You know what? Because I've been just taking photos of labels (when they were there, because they weren't always) to attribute, I may as well use those. Let's try that.

It is a photo of a moon landing with the astronauts made black.
No, that method doesn't really work.

The galleries that featured shows of individual artists seemed to be very proud of doing this - it was something they could afford to do, selflessly. It definitely paid off in attention to have an immersive, consistent space. A prime example is Adam McEwan's "I Am Curious Yellow" installation at Nicole Klagsburn, which consisted of a series in only white and yellow, including blowups of Soviet German buttons, swastikas, and large prints of an article about an Olympic runner's alleged gender fraud.

Peter Liversidge got a bright little room with two installations ("Come On In" of handpainted dice, and "little by little" neon) including the proposals for those installations.

The preponderance of high-hung neon was nicely deflated by a Japanese artist's smashed neon sign near the ground.

I always like what Mizuma has, but if there's a message to take from this show it's that Orientalism doesn't even work any more.
my bandwidth was shutting down in protest and I started favoring one-liners. I chatted with the Andrew Kreps assistant working under this for a few minutes. Kreps also featured a pro-choice piece by Andrea Bowers, consisting of a pre-Roe v. Wade letter from a shudderingly oppressed woman who had no idea where to get an abortion to a sympathetic (or maybe not) organization.

English mega-gallery White Cube featured this life-size bronze of a trans man by Marc Quinn.

What I find interesting about Benjamin Edwards ("Solo", 2010 and already sold) is that 3-d is already, especially if done right, far beyond the glitchy emptiness he foregrounds.

Limning the differences between him and Justin Faunce is a quick exercise.


I love David Schnell very much.

I wonder if the title "world map of genreal hazards" is intentional. I rather like "genreal" better than "general". I don't know who did the Scrooge McDuck but it's excellently posed for this photo op.

South African galleries felt especially strong this year. This taxidermied farcegory had a live band playing incidental music that I saw VIPs covering their ears for.

Mathias Faldbakken, I think. It's bare canvas, pencil, kinda sloppy. What I'm seeing is a conceptual artist without assistants.

I took a picture of one of my favorite artists and completely just assumed I'd remember her name.

RM Fischer is an example of why I like sculpture more than anything these days. It's eclectic and interesting and playful and doesn't care quite as much about The Market.

I think that's about all I can salvage. I don't want to declare a judgment on the show overall, because it's a lot of different galleries trying a lot of different tactics, and sometimes the good parts are just good and the bad parts are really interesting. I'll do further posts on the many other venues that have sprouted up this week. There are qualitative comparisons to be made, and I'd rather not debate context or content.

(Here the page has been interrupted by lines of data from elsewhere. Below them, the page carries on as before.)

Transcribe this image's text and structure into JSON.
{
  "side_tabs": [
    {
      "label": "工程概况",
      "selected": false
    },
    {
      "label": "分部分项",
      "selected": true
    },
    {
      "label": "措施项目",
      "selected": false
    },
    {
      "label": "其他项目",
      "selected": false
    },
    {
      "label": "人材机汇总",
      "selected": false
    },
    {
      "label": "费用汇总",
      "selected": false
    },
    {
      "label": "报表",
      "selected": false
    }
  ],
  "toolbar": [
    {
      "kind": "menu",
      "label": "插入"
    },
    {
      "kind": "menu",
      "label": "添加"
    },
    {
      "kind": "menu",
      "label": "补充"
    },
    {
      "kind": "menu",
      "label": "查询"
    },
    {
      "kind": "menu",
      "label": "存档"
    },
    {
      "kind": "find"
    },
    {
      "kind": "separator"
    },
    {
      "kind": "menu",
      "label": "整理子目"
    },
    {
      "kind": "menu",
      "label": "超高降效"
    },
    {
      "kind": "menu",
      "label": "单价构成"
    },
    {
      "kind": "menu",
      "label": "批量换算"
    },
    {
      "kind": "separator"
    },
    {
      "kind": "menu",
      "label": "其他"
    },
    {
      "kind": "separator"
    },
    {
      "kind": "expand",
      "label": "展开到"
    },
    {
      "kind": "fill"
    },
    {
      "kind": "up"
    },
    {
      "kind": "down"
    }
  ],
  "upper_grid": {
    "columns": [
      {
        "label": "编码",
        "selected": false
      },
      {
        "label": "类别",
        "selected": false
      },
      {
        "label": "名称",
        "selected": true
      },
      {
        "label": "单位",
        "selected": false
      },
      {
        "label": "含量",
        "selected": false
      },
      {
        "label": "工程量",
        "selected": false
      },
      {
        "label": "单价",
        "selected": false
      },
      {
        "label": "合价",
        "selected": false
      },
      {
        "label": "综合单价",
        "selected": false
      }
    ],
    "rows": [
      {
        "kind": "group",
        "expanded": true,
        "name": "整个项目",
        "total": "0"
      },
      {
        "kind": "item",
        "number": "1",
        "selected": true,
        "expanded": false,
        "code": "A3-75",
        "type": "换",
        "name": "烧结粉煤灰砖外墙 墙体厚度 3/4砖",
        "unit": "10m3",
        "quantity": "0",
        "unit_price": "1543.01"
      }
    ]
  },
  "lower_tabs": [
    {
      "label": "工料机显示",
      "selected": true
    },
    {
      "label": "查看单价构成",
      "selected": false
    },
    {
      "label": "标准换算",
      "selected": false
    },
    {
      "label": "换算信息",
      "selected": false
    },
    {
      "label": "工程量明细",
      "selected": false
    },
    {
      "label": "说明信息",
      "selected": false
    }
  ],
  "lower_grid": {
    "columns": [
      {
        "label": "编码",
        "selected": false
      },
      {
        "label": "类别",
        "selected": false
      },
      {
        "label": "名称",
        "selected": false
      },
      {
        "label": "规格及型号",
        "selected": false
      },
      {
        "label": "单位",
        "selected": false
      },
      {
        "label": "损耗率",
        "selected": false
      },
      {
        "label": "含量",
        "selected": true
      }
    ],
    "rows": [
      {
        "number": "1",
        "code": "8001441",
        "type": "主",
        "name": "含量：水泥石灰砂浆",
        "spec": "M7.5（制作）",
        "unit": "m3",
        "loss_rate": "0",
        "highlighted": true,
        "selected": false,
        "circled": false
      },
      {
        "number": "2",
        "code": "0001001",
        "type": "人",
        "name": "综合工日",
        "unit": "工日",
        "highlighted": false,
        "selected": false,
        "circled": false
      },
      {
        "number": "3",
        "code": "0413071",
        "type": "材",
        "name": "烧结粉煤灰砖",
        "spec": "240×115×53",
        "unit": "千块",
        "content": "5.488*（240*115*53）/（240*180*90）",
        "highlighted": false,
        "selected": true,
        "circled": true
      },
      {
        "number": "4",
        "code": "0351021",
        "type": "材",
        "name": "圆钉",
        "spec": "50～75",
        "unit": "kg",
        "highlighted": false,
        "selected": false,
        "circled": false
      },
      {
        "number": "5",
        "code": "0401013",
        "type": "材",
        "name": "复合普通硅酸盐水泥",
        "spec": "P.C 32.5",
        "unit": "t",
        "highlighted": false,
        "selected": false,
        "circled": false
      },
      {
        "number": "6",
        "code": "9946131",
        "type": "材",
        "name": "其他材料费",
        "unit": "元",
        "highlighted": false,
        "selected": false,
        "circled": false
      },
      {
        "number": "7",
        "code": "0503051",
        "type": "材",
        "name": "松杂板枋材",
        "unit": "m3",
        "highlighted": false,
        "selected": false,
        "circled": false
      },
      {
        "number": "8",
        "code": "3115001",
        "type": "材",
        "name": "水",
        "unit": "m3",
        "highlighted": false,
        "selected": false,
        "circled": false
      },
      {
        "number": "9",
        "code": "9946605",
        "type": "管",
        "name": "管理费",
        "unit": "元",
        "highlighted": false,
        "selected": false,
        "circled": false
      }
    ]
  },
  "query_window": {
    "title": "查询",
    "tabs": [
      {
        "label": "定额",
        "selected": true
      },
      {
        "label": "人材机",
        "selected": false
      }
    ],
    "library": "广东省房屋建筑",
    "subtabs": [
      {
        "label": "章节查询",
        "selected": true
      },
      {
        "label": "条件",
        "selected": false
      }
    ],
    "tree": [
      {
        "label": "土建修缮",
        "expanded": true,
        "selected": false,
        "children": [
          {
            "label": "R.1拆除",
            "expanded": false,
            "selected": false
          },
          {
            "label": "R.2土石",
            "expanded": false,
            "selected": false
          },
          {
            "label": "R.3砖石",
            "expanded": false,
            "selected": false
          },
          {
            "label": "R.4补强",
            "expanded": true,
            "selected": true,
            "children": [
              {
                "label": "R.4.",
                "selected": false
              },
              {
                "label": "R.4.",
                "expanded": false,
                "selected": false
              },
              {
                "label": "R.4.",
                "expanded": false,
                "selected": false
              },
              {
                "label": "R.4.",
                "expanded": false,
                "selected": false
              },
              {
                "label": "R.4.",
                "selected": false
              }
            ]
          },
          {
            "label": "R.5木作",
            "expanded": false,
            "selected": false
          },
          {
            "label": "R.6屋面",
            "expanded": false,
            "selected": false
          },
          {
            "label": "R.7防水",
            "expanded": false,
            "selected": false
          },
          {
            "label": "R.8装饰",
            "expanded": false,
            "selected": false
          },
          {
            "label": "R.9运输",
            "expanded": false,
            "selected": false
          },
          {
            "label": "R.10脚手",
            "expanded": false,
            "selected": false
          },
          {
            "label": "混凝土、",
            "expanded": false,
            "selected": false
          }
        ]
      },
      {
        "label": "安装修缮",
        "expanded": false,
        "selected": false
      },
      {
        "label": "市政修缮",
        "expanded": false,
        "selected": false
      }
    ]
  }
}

Oh yeah. I nearly forgot the Forget perfume booth. They had spray, for forgetting. It didn't work.